Later I had a sponsee who seemed to have a hard time with the concept of commitment. I asked her to write down what she was willing to do to stay sober. To me it was a simple assignment. I thought she would write down "I will go to any length to stay sober." I was dumbfounded to see that she had written a very detailed list, several pages long, of the things she was willing to do. She was willing to go to 3 meetings a week. She was willing to meet with me once per week. She was willing to read something from the Daily Reflections every morning, etc., etc., etc. How do you explain to someone how wrong-headed that is?

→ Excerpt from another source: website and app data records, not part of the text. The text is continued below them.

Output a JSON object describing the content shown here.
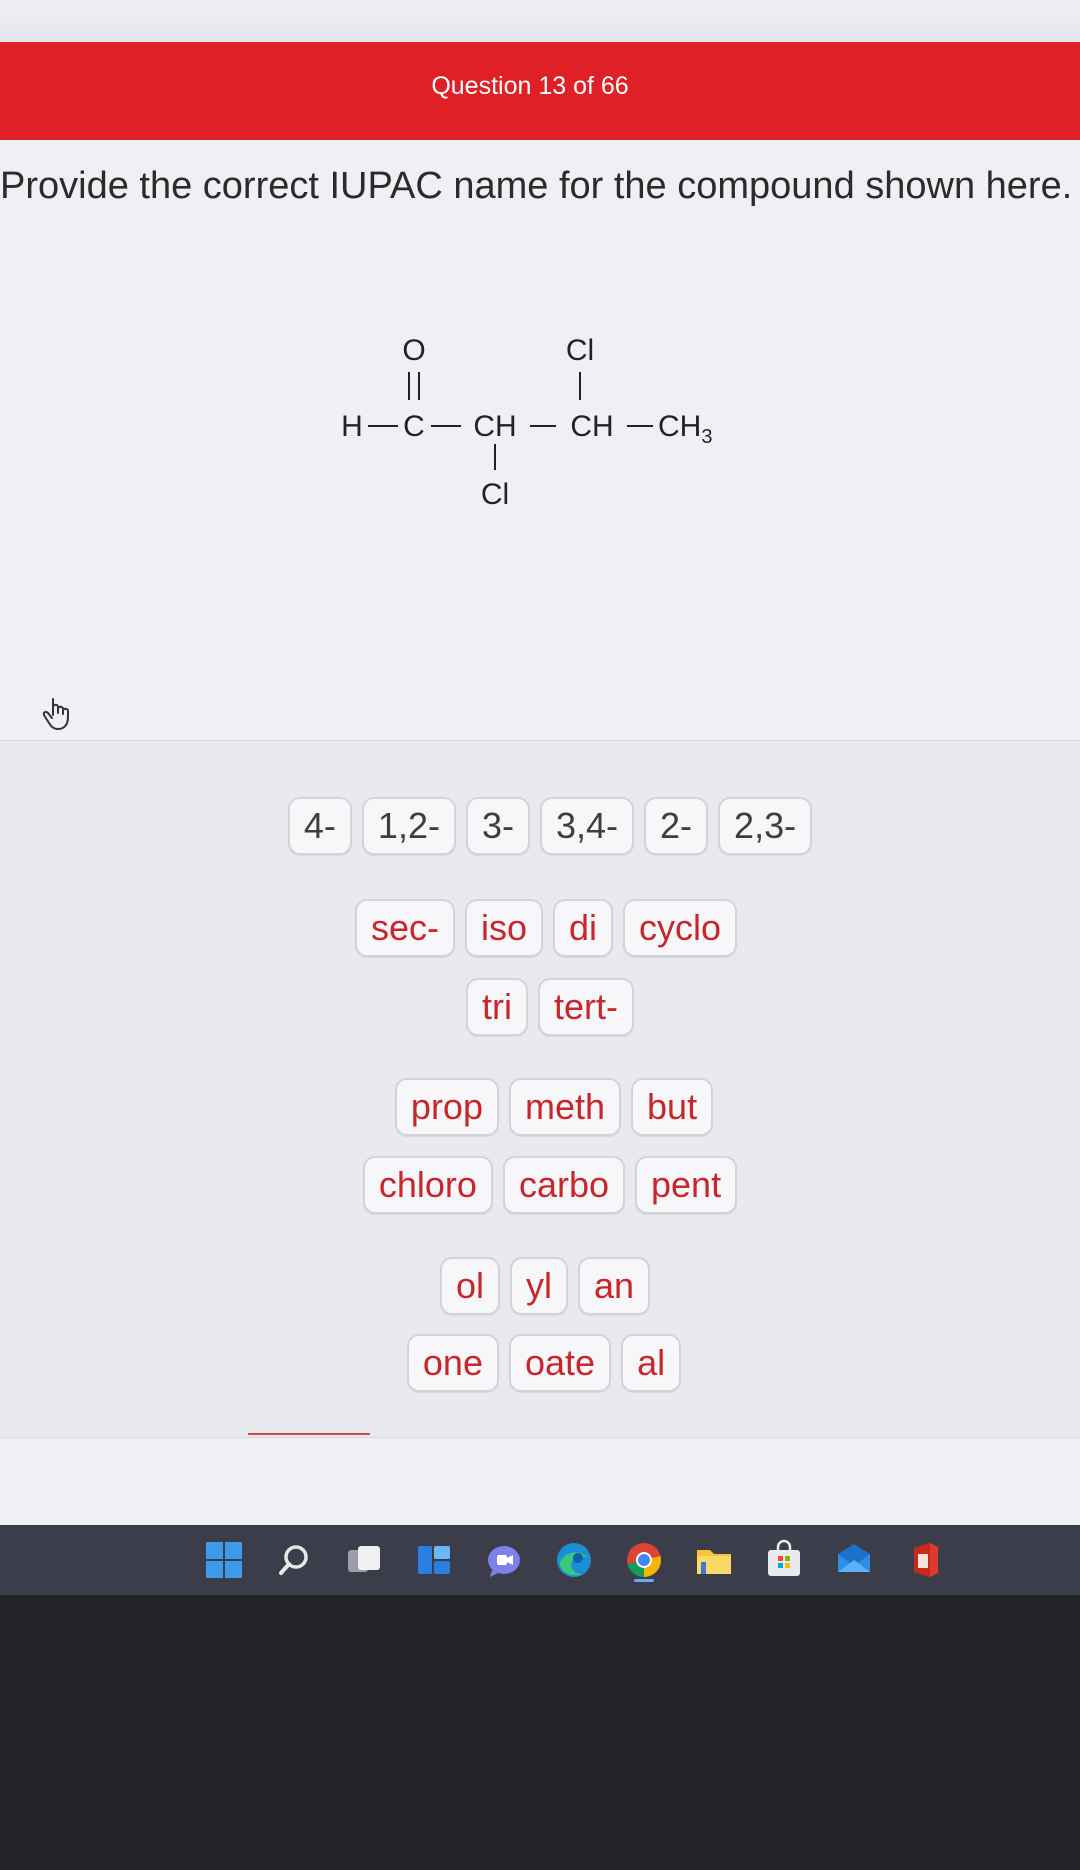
{
  "header": {
    "title": "Question 13 of 66",
    "color": "#df2027"
  },
  "question": {
    "prompt": "Provide the correct IUPAC name for the compound shown here.",
    "structure": {
      "top_o": "O",
      "top_cl": "Cl",
      "chain": [
        "H",
        "C",
        "CH",
        "CH",
        "CH3"
      ],
      "bottom_cl": "Cl"
    }
  },
  "tiles": {
    "locants": [
      "4-",
      "1,2-",
      "3-",
      "3,4-",
      "2-",
      "2,3-"
    ],
    "modifiers_row1": [
      "sec-",
      "iso",
      "di",
      "cyclo"
    ],
    "modifiers_row2": [
      "tri",
      "tert-"
    ],
    "roots_row1": [
      "prop",
      "meth",
      "but"
    ],
    "roots_row2": [
      "chloro",
      "carbo",
      "pent"
    ],
    "suffix_row1": [
      "ol",
      "yl",
      "an"
    ],
    "suffix_row2": [
      "one",
      "oate",
      "al"
    ]
  },
  "colors": {
    "tile_red": "#c8262b",
    "tile_dark": "#3e3e3e"
  },
  "taskbar_icons": [
    "windows-start-icon",
    "search-icon",
    "task-view-icon",
    "widgets-icon",
    "teams-chat-icon",
    "edge-browser-icon",
    "chrome-browser-icon",
    "file-explorer-icon",
    "microsoft-store-icon",
    "mail-icon",
    "office-icon"
  ]
}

I sometimes am too quick to say that people just aren't done drinking yet, or perhaps they are not even alcoholic. I think the woman above just hadn't hit any kind of bottom I am familiar with. She didn't seem to have a real alcoholic story. She had a tragic story of some losses and some problems and probably some mental illness. I think some counselor or another told her to go to AA. When she had problems, she ran to her prescription bottle, and that is a process I do not understand. I wanted with all of my heart to help her because I really liked her, but I think I was ill equipped to help her. Sadly, I may have done her more harm than good.
The first guy? He definitely qualified for membership in Alcoholics Anonymous. From listening to him share in meetings for years, I know he had a real alcoholic history. He had hit a real alcoholic bottom. And he had really gotten sober for a number of years. I believe it was 5 and a half years. He was sponsoring several men. He was wildly successful - in terms of a house in the mountains, a pretty young wife, a seemingly thriving business. He drove expensive cars all the time. A Jaguar one week, a Mercedes the next, etc. But it all came crumbling down, he drank again, and he died. And the devastation that followed for many people was chronicled in lurid detail on the evening news for weeks following his death.
I think sometimes we stress the wrong things. We love to talk about all our "happy joyous and free" and "go to meetings" and "keep coming back." I guess we don't so much like to talk about getting down to causes and conditions and writing inventory, talking to another about it, asking God to change us, making amends and then continuing in steps 10, 11 , and 12 once we have thoroughly done the others. This is serious stuff. This is WAY beyond going to a few meetings and making a few phone calls.
This radically changes who we are as people.
They told me when I came to AA that the woman I was was a drunk - and she would drink again. I had to become someone entirely different. God and the wonderful people in Alcoholics Anonymous could help me to do that.
One day at at time, they have done just that. And for that, I am truly grateful.